Of course, image quality is improved by shading the front element. Light entering a lens obliquely from outside the image area tends to create flare, reduce contrast and saturation, and generally wash things out. (This is particularly the case with older lenses. Modern lenses have much better coatings that prevent this to a greater degree.) Sometimes this is done intentionally for artistic reasons. If that effect is unwanted, consistently using a lens hood will mitigate that.
For me, the utility of a rubber lens hood went beyond that of just shading the front element from objectionable rays of light. I saw them as an additional layer of protection for my lens. There was always a UV filter on the lens, and I rarely used lens caps. Rubber lens hoods became very effective bumpers protecting both the filter and the lens.
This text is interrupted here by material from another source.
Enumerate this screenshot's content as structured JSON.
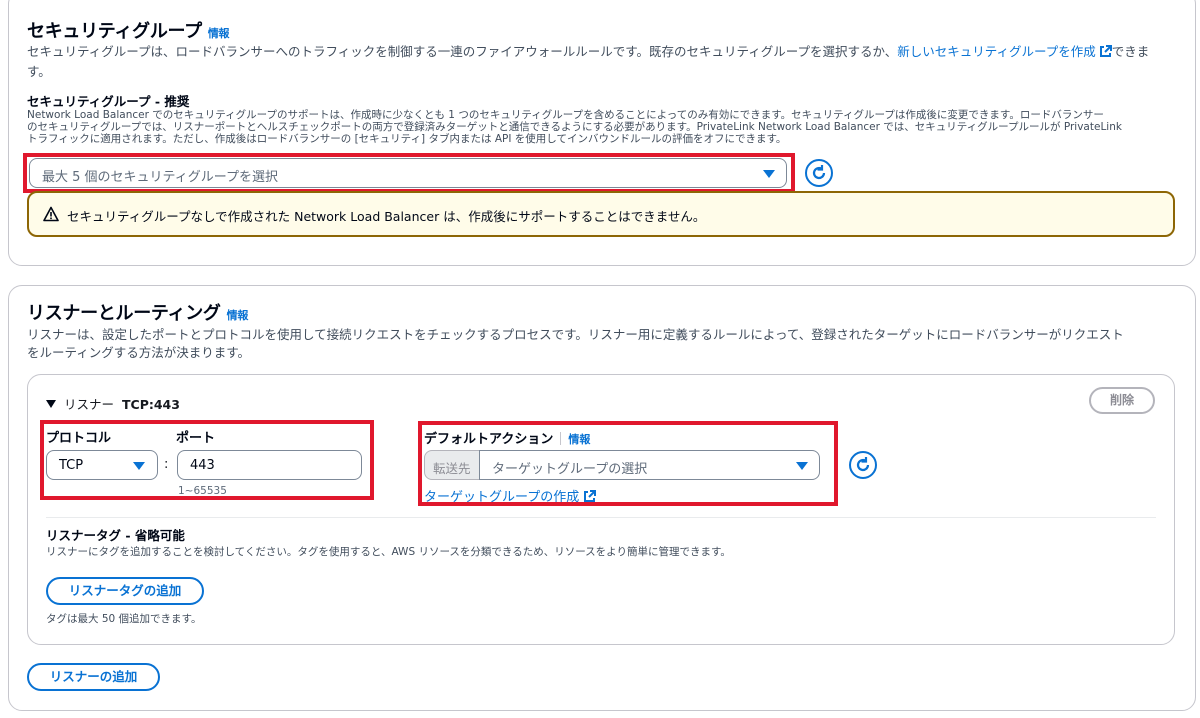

I can remember several occasions when having one saved my lens from serious damage. That seems like a win/win arrangement to me, and if it makes me look like an dilettante, so be it.
Should you decide to use one, make sure it doesn’t cause vignetting. With the aperture wide open and focus at infinity, vignetting might not be readily apparent through the viewfinder. My typical way of checking it is to stop the lens down to the smallest aperture and turn the focus to the minimum distance. Then I look through the viewfinder at a brightly lit subject while activating the depth-of-field feature of the camera, if there is one. Dark corners indicate that the hood isn’t wide enough.